The fascinating story of how quantum mechanics went mainstream.
The discovery of the quantum—the idea, born in the early 1900s in a remote corner of physics, that energy comes in finite packets instead of infinitely divisible quantities—planted a rich set of metaphors in the popular imagination.
Quantum imagery and language now bombard us like an endless stream of photons. Phrases such as multiverses, quantum leaps, alternate universes, the uncertainty principle, and Schrödinger's cat get reinvented continually in cartoons and movies, coffee mugs and T-shirts, and fiction and philosophy, reinterpreted by each new generation of artists and writers.
Is a "quantum leap" big or small? How uncertain is the uncertainty principle? Is this barrage of quantum vocabulary pretentious and wacky, or a fundamental shift in the way we think?

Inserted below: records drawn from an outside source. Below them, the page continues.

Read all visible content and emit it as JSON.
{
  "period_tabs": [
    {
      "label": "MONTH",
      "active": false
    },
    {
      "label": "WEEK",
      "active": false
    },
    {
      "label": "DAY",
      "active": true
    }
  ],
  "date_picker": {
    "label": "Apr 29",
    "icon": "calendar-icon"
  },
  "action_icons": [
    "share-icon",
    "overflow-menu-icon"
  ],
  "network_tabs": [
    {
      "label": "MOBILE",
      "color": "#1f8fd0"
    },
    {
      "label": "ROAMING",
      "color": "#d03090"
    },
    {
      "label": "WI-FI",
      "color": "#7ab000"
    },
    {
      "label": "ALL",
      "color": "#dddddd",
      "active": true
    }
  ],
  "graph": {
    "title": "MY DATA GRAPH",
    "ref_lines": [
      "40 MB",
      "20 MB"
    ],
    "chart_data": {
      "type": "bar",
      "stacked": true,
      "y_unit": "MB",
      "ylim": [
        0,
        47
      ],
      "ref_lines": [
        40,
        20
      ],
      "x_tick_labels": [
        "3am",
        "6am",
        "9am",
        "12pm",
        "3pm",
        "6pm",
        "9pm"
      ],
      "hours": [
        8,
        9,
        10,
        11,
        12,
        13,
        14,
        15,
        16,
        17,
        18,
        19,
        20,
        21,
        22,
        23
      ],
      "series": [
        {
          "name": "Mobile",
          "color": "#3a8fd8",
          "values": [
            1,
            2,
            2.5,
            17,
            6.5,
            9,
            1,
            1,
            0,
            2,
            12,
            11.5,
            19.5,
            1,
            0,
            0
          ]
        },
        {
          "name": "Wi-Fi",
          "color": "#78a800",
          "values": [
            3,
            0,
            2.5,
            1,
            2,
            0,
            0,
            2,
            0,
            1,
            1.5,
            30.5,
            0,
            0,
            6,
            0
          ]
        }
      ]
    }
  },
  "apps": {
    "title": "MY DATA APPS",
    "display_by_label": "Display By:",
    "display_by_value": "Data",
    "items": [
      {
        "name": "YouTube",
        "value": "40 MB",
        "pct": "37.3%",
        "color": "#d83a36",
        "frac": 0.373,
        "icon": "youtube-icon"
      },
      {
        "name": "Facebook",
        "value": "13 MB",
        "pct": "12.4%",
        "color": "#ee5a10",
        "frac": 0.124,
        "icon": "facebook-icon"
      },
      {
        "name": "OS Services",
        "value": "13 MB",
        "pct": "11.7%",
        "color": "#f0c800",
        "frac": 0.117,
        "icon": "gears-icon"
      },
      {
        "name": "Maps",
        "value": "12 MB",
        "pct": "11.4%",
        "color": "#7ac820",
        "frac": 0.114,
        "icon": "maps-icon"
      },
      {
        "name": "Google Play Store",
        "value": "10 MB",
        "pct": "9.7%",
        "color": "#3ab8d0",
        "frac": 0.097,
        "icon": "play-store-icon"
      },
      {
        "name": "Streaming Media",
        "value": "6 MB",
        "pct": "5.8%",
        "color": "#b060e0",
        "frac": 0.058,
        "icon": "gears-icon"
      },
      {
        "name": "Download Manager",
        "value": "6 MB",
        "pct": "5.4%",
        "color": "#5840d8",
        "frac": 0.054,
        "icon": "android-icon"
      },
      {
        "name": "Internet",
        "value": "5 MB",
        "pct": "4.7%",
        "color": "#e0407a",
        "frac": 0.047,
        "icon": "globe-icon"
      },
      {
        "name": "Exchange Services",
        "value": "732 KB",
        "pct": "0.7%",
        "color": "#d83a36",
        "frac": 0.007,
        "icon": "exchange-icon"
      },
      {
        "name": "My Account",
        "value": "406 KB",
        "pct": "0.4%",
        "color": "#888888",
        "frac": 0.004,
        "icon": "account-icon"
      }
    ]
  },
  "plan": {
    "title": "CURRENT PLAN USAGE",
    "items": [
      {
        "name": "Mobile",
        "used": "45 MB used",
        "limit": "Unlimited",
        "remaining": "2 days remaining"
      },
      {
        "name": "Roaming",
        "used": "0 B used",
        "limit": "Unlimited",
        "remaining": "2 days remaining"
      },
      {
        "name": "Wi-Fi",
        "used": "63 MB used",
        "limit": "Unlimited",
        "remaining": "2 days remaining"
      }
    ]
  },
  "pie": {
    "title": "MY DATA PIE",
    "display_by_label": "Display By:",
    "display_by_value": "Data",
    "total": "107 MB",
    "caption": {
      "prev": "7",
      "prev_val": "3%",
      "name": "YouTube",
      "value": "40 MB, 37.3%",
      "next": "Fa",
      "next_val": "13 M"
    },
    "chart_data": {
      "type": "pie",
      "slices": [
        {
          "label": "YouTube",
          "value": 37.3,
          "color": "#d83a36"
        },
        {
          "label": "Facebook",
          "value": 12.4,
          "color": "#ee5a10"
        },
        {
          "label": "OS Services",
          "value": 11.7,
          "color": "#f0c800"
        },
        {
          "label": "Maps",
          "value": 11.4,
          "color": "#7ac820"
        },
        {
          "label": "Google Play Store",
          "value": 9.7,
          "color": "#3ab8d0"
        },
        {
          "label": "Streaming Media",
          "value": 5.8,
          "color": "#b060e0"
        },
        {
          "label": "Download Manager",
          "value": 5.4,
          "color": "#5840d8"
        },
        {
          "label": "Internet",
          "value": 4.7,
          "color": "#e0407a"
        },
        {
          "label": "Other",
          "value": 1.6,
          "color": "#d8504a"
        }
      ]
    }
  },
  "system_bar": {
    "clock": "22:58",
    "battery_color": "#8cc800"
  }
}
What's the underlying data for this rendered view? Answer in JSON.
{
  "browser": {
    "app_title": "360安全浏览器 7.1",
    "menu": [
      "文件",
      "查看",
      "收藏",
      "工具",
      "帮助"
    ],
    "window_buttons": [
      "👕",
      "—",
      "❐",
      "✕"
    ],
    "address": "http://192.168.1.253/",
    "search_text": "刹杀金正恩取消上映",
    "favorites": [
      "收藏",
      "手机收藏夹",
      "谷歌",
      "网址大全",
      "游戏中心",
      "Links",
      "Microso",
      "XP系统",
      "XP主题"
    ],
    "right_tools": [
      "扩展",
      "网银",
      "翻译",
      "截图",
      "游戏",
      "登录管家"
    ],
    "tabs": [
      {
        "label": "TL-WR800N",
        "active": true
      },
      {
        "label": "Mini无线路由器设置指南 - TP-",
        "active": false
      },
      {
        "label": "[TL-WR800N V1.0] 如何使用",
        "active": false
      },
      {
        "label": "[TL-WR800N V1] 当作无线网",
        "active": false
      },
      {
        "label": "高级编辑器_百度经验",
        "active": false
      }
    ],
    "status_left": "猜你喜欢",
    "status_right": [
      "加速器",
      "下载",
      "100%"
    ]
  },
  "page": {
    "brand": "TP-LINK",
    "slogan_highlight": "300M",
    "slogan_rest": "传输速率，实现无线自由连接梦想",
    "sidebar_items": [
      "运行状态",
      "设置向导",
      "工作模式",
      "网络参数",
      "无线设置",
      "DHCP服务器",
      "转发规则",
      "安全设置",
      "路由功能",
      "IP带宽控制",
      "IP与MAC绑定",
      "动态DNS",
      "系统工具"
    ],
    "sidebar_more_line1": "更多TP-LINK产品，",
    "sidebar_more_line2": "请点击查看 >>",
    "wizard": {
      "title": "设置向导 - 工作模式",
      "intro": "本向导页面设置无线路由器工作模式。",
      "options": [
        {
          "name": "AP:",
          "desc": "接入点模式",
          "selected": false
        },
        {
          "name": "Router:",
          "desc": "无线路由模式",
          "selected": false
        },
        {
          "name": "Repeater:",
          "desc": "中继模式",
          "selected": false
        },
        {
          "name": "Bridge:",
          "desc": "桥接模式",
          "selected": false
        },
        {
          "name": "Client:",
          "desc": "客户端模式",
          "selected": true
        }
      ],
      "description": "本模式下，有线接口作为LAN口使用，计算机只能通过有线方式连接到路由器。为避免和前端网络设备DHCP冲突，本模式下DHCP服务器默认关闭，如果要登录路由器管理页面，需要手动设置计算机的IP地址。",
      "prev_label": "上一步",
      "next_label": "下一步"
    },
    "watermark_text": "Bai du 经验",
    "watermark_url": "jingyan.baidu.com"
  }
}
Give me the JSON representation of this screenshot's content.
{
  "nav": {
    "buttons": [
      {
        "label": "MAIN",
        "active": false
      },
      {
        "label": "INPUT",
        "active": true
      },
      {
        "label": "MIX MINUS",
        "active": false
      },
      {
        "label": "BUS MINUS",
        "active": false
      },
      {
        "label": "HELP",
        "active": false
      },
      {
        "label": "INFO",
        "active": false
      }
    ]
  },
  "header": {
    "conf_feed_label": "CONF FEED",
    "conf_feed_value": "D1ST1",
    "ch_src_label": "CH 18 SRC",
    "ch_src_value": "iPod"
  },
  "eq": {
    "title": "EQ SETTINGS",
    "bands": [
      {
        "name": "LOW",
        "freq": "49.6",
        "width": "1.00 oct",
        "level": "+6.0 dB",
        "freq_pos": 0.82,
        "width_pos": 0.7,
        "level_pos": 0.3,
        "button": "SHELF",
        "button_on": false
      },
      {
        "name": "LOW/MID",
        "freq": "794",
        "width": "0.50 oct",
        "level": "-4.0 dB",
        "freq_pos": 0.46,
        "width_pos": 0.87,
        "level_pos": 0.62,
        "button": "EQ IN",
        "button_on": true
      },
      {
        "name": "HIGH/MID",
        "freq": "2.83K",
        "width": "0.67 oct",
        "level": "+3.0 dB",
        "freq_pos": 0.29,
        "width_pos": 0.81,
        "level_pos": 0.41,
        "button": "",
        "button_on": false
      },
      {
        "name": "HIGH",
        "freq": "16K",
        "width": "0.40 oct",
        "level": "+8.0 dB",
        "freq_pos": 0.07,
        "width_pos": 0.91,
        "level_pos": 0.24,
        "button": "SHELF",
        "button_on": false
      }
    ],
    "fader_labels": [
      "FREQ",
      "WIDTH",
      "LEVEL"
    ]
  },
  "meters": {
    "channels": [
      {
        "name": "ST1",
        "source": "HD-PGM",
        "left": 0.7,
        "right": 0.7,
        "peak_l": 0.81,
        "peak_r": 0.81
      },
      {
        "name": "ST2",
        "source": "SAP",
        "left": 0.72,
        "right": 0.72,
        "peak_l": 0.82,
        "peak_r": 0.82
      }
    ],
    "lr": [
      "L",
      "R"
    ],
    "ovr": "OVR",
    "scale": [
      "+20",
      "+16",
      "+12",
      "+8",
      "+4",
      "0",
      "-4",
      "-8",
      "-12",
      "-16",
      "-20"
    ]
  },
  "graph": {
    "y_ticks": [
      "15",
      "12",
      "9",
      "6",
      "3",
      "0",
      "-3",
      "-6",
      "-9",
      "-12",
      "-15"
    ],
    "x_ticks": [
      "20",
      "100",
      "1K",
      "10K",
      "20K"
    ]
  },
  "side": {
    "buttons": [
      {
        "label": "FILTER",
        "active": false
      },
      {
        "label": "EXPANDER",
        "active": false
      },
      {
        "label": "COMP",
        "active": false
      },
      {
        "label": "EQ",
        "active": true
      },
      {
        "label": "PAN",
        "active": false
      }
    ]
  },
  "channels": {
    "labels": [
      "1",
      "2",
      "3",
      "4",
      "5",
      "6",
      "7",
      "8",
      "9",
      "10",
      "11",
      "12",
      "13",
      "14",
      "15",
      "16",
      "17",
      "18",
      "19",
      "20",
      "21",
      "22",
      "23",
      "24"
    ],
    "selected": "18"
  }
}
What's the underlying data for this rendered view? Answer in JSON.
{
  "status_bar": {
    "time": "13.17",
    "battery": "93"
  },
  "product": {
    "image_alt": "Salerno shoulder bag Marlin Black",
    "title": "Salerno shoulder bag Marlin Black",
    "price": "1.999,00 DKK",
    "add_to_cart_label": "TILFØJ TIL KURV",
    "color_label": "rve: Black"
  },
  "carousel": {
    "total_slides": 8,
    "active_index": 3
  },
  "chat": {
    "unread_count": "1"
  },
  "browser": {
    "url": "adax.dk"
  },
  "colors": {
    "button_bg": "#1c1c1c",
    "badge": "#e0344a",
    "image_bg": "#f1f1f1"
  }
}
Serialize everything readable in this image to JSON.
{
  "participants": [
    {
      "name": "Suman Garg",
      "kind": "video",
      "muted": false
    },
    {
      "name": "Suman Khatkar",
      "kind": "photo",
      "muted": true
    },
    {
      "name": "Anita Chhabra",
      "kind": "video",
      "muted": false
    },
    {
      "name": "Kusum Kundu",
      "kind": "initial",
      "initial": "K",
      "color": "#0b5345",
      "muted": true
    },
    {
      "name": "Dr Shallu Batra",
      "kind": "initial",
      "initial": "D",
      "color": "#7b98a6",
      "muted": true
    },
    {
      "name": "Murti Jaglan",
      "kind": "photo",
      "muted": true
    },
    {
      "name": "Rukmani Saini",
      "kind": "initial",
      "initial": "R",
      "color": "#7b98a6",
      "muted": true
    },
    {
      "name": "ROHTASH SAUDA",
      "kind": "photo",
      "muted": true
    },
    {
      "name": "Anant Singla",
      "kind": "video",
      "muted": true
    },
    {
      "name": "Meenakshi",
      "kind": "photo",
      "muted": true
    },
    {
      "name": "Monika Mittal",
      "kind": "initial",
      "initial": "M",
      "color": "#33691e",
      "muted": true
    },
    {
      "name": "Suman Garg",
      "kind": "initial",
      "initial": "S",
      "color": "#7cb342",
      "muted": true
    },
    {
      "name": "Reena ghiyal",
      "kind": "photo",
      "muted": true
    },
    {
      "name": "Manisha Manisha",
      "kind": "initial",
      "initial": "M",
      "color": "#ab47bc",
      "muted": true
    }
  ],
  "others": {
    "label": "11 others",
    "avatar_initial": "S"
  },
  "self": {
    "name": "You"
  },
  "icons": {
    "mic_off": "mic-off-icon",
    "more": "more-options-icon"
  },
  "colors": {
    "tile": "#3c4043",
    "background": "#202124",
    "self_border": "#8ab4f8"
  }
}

All the above, say Robert P. Crease and Alfred Scharff Goldhaber in this pathbreaking book. The authors—one a philosopher, the other a physicist—draw on their training and six years of co-teaching to dramatize the quantum’s rocky path from scientific theory to public understanding. Together, they and their students explored missteps and mistranslations, jokes and gibberish, of public discussion about the quantum. Their book explores the quantum’s manifestations in everything from art and sculpture to the prose of John Updike and David Foster Wallace. The authors reveal the quantum’s implications for knowledge, metaphor, intellectual exchange, and the contemporary world. Understanding and appreciating quantum language and imagery, and recognizing its misuse, is part of what it means to be an educated person today.
The result is a celebration of language at the interface of physics and culture, perfect for anyone drawn to the infinite variety of ideas.